It considers the maturity of the market. Every market—like every company—is in its own stage of development. Companies in highly mature markets can use short copy, because most visitors already get the ins-and-outs of the solution or category (e.g. disposable razors). Their focus should be on product differentiators, the brand story, and who’s using it. If a market is still emerging (e.g. cryptocurrency in 2018) customers likely need more information, because a company is not only educating about its solution, but also helping define the category more broadly.

It reflects the customer’s stage of awareness. Effective landing page copy mirrors customer comprehension, which is layered and includes: how well a customer understands the challenge the company addresses (e.g. data privacy), what’s at stake (e.g. personal data and/or compliance), the changing landscape (e.g. GDPR), and tools that help (e.g. a specific product).

In short, great copy demonstrates that a company grasps how aware customers are of the market, its pain points, and potential solutions. The best copy does all that and signals that the company is clued into precisely how aware the customers are of themselves. Here are the five stages of awareness for any visitor to your landing page:

  • Most aware. Visitors totally understand your solution and likely believe it’s a top contender for them. They just needs nudging. Purchases happen here.
  • Product-aware. Visitors are learning about your product. Free trials, demos, and purchases happen here.
  • Solution-aware. Visitors are considering solutions to their pain or problem.
  • Problem-aware. Visitors are feeling pain or dealing with a problem.
  • Unaware. Visitors haven’t experienced a need that would drive them to your solution.

Landing page copy reflects the customer if you can answer “yes” to the following questions:

  • Is the language accessible and does it mirror a visitor’s stage of awareness?
  • Does the copy move them from where they are to where they want to be?
  • Are visitors prompted to take action once they become Product-aware or Most aware?

The elements of landing page copy in action

Every landing page should deliver a convincing first impression, consider the maturity of the market, and reflect the customer’s stage of awareness. The best way to see how the absence or presence of these elements alter a landing page is to review real-life examples.

The full article (link at the bottom) has detailed analysis (with screenshots, descriptions, and suggested fixes) of the landing pages of nine companies—from member management software to a vegan candy brand to a court date notification service.

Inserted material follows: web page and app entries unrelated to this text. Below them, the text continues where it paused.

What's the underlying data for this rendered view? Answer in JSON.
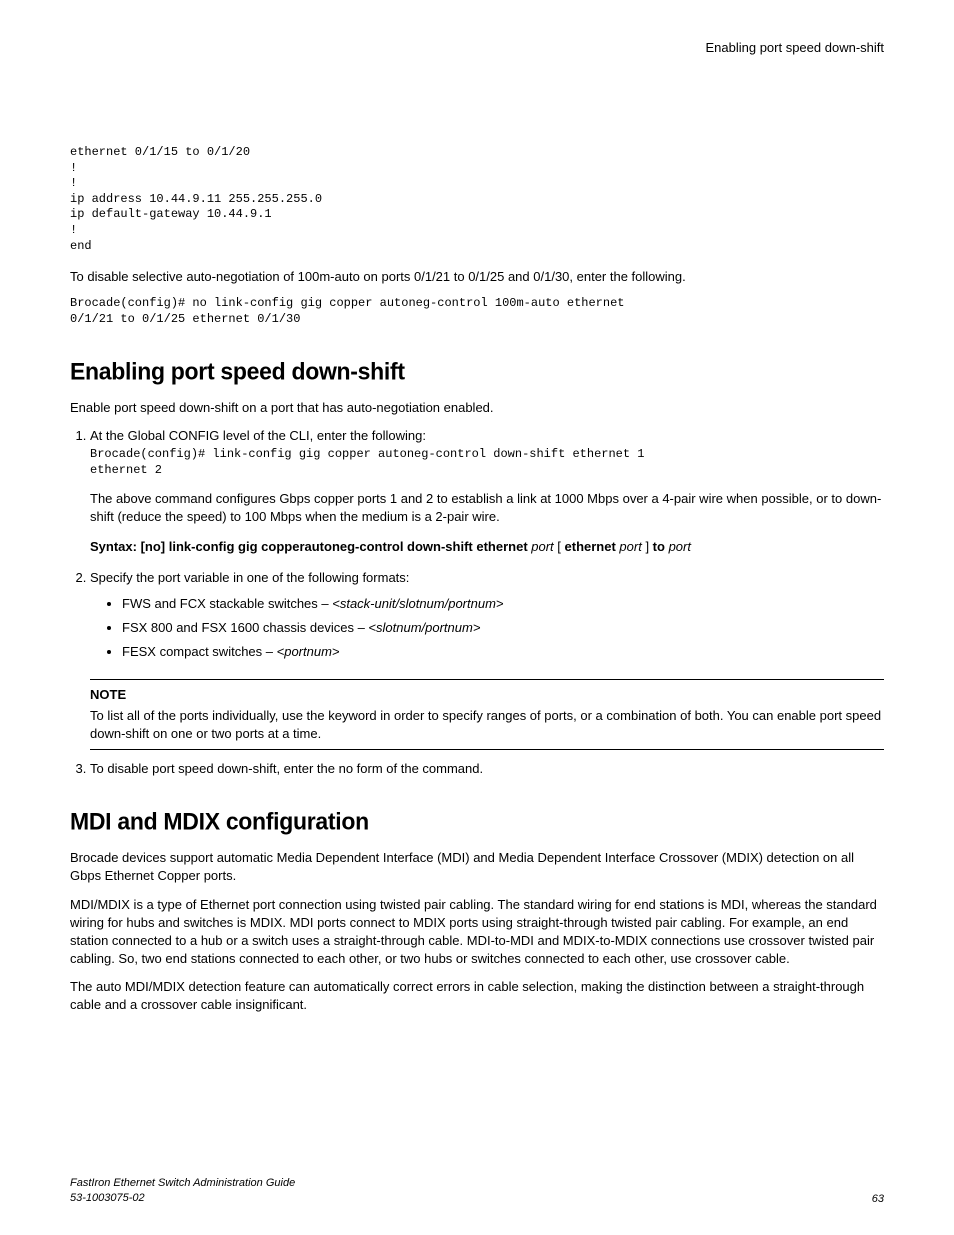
{
  "header": {
    "title": "Enabling port speed down-shift"
  },
  "intro": {
    "code1": "ethernet 0/1/15 to 0/1/20\n!\n!\nip address 10.44.9.11 255.255.255.0\nip default-gateway 10.44.9.1\n!\nend",
    "disable_text": "To disable selective auto-negotiation of 100m-auto on ports 0/1/21 to 0/1/25 and 0/1/30, enter the following.",
    "code2": "Brocade(config)# no link-config gig copper autoneg-control 100m-auto ethernet\n0/1/21 to 0/1/25 ethernet 0/1/30"
  },
  "section1": {
    "heading": "Enabling port speed down-shift",
    "intro": "Enable port speed down-shift on a port that has auto-negotiation enabled.",
    "step1": {
      "text": "At the Global CONFIG level of the CLI, enter the following:",
      "code": "Brocade(config)# link-config gig copper autoneg-control down-shift ethernet 1\nethernet 2",
      "para": "The above command configures Gbps copper ports 1 and 2 to establish a link at 1000 Mbps over a 4-pair wire when possible, or to down-shift (reduce the speed) to 100 Mbps when the medium is a 2-pair wire.",
      "syntax_prefix": "Syntax: [no] link-config gig copperautoneg-control down-shift ethernet ",
      "syntax_port": "port",
      "syntax_bracket_open": " [ ",
      "syntax_ethernet": "ethernet ",
      "syntax_port2": "port",
      "syntax_bracket_close": " ] ",
      "syntax_to": "to ",
      "syntax_port3": "port"
    },
    "step2": {
      "text": "Specify the port variable in one of the following formats:",
      "bullets": [
        {
          "prefix": "FWS and FCX stackable switches – ",
          "italic": "<stack-unit/slotnum/portnum>"
        },
        {
          "prefix": "FSX 800 and FSX 1600 chassis devices – ",
          "italic": "<slotnum/portnum>"
        },
        {
          "prefix": "FESX compact switches – ",
          "italic": "<portnum>"
        }
      ],
      "note_label": "NOTE",
      "note_text": "To list all of the ports individually, use the keyword in order to specify ranges of ports, or a combination of both. You can enable port speed down-shift on one or two ports at a time."
    },
    "step3": {
      "text": "To disable port speed down-shift, enter the no form of the command."
    }
  },
  "section2": {
    "heading": "MDI and MDIX configuration",
    "para1": "Brocade devices support automatic Media Dependent Interface (MDI) and Media Dependent Interface Crossover (MDIX) detection on all Gbps Ethernet Copper ports.",
    "para2": "MDI/MDIX is a type of Ethernet port connection using twisted pair cabling. The standard wiring for end stations is MDI, whereas the standard wiring for hubs and switches is MDIX. MDI ports connect to MDIX ports using straight-through twisted pair cabling. For example, an end station connected to a hub or a switch uses a straight-through cable. MDI-to-MDI and MDIX-to-MDIX connections use crossover twisted pair cabling. So, two end stations connected to each other, or two hubs or switches connected to each other, use crossover cable.",
    "para3": "The auto MDI/MDIX detection feature can automatically correct errors in cable selection, making the distinction between a straight-through cable and a crossover cable insignificant."
  },
  "footer": {
    "guide": "FastIron Ethernet Switch Administration Guide",
    "docnum": "53-1003075-02",
    "page": "63"
  }
}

Landing page copy is an underleveraged, powerful tool. Done right, it builds brand, engenders trust, and sells product—to anyone with an internet connection, on their schedule. But it’s not automatic.  Landing page copy must deliver a convincing first impression, consider the maturity of the market, and reflect the customer’s stage of awareness. It must meet prospects where they are and get them to where they—and the business—want them to be . Once it does, hand waves became high fives, and high fives turn into handshakes—and conversions can happen without much human intervention.

Don’t overthink where you should start. Just get started. A landing page can—and must—always improve. If you have limited time and resources, run through the quick wins (listed at the top) to make tweaks that generate outsized gains. If you have more time, revamp your copy to orient around making a lasting impression, the maturity of the market, and customer awareness.

Writing copy for landing pages

 As wis any sales copy, the goal of the headline on your landing page is… to make people read the second sentence. And the goal of the second sentence is to make people read the next one. And the goal… you get the idea.